Task to complete:
Where in the entries below does "JSON" appear? Copy every line that has it.

※ ※ ※

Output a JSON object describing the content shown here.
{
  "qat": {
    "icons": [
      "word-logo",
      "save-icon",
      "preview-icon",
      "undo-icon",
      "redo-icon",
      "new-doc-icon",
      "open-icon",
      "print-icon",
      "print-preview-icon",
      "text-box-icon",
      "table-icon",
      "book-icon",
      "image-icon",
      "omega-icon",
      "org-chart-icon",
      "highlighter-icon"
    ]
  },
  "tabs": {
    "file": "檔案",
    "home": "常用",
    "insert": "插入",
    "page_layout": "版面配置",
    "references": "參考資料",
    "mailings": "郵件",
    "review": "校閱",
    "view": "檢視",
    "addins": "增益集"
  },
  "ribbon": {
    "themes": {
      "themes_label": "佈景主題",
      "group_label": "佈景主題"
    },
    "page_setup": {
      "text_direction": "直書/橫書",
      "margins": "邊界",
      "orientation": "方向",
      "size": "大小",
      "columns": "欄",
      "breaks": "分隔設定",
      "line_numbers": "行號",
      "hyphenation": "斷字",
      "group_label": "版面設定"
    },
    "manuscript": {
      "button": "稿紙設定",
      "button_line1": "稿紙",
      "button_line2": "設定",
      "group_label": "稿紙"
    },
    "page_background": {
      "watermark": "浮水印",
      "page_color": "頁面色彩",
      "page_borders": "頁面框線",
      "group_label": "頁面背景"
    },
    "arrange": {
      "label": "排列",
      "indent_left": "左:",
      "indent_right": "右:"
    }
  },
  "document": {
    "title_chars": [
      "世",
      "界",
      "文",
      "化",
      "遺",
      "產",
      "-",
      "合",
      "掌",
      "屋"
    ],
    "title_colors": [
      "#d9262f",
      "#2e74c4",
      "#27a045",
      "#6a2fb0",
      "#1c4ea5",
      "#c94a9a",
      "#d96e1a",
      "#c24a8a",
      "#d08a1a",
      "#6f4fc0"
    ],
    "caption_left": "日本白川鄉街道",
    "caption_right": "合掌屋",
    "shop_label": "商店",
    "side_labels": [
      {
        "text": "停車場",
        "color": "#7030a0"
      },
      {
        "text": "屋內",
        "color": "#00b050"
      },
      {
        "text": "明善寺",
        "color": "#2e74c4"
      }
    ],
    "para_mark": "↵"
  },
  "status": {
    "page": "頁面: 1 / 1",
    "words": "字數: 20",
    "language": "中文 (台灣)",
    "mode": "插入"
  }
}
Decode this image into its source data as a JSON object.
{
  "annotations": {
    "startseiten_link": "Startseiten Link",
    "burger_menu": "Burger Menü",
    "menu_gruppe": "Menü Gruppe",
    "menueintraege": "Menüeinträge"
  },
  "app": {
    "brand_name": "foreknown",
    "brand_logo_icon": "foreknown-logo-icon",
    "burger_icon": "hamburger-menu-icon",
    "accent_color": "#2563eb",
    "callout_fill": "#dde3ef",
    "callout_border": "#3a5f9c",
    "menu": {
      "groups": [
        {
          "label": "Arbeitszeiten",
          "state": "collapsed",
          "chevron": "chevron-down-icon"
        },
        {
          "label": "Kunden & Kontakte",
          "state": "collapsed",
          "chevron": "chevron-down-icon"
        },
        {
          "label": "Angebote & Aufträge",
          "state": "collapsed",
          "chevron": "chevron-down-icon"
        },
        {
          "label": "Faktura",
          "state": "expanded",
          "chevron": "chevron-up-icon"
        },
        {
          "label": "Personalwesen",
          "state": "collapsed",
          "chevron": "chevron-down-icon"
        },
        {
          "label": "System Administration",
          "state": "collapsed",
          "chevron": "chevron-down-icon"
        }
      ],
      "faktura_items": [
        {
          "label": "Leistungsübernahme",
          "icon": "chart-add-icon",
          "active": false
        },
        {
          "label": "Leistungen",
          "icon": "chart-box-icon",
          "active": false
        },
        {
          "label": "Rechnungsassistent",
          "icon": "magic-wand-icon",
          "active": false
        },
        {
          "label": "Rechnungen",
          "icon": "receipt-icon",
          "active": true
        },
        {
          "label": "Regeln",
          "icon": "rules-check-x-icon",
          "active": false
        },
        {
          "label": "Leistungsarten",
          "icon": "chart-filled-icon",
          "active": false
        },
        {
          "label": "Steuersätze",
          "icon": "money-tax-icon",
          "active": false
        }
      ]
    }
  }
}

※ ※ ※

Result of this task:
Output a JSON object describing the content shown here.
Decode this image into its source data as a JSON object.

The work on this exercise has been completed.